This webinar will be presented by Rob Brumbaugh of The Nature Conservancy. Mapping Ocean Wealth is a new initiative to deliver scientifically rigorous information about ocean benefits in a way that helps decision-makers make choices about investments and tailor management decisions that affect the ocean. The project will inform stakeholders– private industry, public management officials and leaders, and conservationists – about WHERE and HOW ocean benefits are produced using maps and data that enable evidence-based decisions and tradeoff analyses. It is a collaborative project open to partners both within and beyond the conservation sector who are committed to sharing data, results and best practices. The project considers the ocean’s many contributions to the physical and economic wellbeing of people around the globe — in terms of jobs, food security, storm buffering, tourism benefits, etc. as well as in dollars. In this webinar, we will highlight some of the progress to date on mapping benefits, creating policy-relevant information, and making this information readily accessible through our online data portal at http://oceanwealth.org. Webinar co-sponsored by the EBM Tools Network.

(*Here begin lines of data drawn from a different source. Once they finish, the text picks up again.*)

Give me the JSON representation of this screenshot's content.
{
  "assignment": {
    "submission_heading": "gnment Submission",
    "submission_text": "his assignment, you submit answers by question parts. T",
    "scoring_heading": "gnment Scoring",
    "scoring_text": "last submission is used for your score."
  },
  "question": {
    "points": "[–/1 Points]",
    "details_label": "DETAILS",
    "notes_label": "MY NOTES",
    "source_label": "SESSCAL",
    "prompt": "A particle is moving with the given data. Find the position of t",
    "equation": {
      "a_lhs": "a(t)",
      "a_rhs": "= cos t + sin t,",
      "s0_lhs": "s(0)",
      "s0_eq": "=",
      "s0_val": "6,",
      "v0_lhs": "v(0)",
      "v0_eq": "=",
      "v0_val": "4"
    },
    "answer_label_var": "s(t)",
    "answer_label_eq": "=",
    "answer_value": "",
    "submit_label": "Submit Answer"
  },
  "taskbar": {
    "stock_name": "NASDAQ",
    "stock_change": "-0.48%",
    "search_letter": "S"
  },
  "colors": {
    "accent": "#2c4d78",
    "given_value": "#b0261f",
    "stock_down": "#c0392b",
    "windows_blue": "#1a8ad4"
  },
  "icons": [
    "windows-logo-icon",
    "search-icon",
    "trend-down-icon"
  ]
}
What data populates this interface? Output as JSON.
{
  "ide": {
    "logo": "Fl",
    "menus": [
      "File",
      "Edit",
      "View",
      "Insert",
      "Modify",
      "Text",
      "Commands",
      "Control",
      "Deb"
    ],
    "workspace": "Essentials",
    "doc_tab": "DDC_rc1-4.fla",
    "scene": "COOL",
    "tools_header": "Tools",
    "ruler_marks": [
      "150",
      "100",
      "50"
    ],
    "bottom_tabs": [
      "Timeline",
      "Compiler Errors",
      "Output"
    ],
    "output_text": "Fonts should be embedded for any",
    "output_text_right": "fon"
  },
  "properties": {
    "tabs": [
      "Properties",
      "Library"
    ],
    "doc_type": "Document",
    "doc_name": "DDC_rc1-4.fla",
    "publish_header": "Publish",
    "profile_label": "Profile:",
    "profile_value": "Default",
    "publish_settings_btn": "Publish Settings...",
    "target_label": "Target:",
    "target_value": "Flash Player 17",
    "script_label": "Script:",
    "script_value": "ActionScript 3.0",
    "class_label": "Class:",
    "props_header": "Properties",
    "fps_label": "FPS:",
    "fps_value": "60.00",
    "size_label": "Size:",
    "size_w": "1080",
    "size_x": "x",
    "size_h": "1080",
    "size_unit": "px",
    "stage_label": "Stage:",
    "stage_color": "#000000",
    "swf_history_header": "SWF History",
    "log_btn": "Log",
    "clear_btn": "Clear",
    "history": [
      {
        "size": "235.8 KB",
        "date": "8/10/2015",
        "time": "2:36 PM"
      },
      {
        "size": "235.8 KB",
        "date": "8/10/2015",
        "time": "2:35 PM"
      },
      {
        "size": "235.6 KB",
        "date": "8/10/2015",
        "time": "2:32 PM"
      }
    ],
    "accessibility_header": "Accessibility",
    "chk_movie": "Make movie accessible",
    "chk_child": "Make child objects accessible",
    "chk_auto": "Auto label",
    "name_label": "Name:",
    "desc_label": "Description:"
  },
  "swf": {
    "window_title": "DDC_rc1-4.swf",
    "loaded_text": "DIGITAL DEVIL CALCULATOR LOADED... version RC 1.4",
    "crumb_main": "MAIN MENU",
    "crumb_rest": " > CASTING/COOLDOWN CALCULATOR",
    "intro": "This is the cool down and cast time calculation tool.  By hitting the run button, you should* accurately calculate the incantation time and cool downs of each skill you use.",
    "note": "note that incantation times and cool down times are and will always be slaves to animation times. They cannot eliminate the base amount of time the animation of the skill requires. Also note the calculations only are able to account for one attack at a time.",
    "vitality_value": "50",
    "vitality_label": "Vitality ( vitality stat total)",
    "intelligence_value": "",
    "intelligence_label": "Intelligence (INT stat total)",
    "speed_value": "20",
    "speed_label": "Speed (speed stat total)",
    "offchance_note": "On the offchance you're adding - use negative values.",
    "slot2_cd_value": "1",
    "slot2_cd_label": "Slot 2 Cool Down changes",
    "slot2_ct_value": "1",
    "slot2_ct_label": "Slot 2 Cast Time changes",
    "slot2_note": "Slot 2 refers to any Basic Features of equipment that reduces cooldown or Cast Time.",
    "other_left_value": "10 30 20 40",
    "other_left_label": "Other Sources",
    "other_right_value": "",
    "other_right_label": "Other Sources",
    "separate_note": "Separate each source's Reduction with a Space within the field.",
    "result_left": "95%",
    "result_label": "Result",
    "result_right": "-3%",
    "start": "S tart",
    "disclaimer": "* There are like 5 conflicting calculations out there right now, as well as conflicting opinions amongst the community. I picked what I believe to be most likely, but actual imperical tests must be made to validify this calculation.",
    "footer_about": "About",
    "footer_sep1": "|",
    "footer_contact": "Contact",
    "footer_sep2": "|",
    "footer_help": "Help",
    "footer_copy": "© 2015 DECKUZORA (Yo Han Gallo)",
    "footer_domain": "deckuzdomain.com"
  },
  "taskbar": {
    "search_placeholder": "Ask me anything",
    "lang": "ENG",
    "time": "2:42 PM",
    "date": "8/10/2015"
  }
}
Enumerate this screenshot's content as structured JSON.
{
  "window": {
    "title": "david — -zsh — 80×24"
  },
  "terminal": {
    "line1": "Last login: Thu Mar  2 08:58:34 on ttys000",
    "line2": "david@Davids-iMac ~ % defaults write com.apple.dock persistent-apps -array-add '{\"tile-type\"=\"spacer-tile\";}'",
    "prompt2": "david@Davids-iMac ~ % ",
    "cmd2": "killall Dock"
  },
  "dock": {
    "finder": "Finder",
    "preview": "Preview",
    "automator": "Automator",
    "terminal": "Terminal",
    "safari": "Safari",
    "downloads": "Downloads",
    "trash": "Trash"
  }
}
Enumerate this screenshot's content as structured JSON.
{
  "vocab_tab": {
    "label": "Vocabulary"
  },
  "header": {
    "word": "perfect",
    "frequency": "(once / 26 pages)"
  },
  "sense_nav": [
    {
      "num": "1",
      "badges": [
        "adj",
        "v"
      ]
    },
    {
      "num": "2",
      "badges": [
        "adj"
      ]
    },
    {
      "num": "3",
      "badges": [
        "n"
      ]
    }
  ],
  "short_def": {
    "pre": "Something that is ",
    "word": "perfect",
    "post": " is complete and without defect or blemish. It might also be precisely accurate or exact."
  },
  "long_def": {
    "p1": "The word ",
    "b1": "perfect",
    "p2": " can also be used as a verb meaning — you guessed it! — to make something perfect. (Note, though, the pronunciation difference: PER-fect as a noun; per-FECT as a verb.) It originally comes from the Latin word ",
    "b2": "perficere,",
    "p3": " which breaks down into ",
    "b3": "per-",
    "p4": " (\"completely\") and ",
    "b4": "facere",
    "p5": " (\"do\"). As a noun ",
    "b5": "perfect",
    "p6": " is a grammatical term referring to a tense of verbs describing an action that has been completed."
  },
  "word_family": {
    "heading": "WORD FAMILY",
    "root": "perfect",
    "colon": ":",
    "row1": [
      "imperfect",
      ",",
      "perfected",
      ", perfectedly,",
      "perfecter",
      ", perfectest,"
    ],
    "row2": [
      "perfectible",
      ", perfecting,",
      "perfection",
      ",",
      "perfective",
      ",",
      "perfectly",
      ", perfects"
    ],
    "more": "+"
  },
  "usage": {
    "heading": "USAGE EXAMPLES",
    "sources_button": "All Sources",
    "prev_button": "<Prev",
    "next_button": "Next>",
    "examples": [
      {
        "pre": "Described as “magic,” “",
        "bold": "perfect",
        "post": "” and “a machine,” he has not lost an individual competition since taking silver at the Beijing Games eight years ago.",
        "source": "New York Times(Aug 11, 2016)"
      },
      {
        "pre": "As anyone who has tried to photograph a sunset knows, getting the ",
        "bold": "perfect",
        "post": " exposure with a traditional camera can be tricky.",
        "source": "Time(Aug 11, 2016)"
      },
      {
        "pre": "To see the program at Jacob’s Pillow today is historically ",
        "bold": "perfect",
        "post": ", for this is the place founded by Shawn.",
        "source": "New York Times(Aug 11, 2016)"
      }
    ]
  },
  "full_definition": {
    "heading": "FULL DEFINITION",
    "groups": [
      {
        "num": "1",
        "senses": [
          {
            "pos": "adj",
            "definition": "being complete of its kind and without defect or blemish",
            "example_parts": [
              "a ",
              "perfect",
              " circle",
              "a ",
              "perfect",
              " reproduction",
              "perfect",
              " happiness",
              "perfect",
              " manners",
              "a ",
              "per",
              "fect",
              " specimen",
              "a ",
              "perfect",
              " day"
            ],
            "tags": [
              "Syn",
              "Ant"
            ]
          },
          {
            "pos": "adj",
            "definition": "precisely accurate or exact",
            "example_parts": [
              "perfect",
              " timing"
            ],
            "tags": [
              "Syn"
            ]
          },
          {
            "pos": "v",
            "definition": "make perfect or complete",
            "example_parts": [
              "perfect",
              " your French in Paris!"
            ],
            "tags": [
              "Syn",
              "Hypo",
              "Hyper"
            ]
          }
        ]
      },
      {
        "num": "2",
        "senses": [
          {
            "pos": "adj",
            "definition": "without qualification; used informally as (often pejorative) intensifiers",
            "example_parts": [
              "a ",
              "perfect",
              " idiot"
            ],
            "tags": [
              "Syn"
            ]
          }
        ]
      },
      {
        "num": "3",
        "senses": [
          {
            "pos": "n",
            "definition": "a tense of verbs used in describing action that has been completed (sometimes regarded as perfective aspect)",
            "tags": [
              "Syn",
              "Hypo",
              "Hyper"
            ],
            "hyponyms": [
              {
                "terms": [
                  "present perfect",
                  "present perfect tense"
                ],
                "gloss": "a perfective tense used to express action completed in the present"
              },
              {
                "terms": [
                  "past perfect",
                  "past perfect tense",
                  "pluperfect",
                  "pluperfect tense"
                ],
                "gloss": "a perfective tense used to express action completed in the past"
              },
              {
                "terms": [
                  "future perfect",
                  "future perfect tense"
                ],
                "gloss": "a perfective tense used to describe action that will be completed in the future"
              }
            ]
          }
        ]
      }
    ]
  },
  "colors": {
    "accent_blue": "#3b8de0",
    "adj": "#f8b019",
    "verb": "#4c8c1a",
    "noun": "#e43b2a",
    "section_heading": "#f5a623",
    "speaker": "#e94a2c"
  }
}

This webinar was presented by Lauren Long and David Betenbaugh of NOAA. A major challenge for coastal communities is planning for the impacts of current and future flood hazards. This webinar will highlight two resources that NOAA’s Office for Coastal Management has developed to facilitate resilience planning in coastal communities. The first step in planning for flood impacts is to understand a community’s exposure to coastal flood hazards. The Coastal Flood Exposure Mapper helps communities get the conversation started about flood hazard risks and vulnerabilities by providing maps and information showing where people, places, and natural resources are at risk from flooding. The mapper displays shallow coastal flooding, flood zones, storm surge, sea level rise, and a composite view of flood hazards, along with societal, infrastructure, and ecosystem information. The next step in planning is to identify and prioritize strategies that address climate and hazard risks. Coastal green infrastructure is an emerging approach that communities are using to reduce the impacts of coastal hazards. With limited budgets for projects like green infrastructure, communities must prioritize natural areas that give the most benefits. The Green Infrastructure Mapping Guide is an interactive online resource to help spatial analysts who are tasked with using GIS to prioritize green infrastructure to reduce hazard impacts and aid in climate adaptation. Webinar co-sponsored by the EBM Tools Network.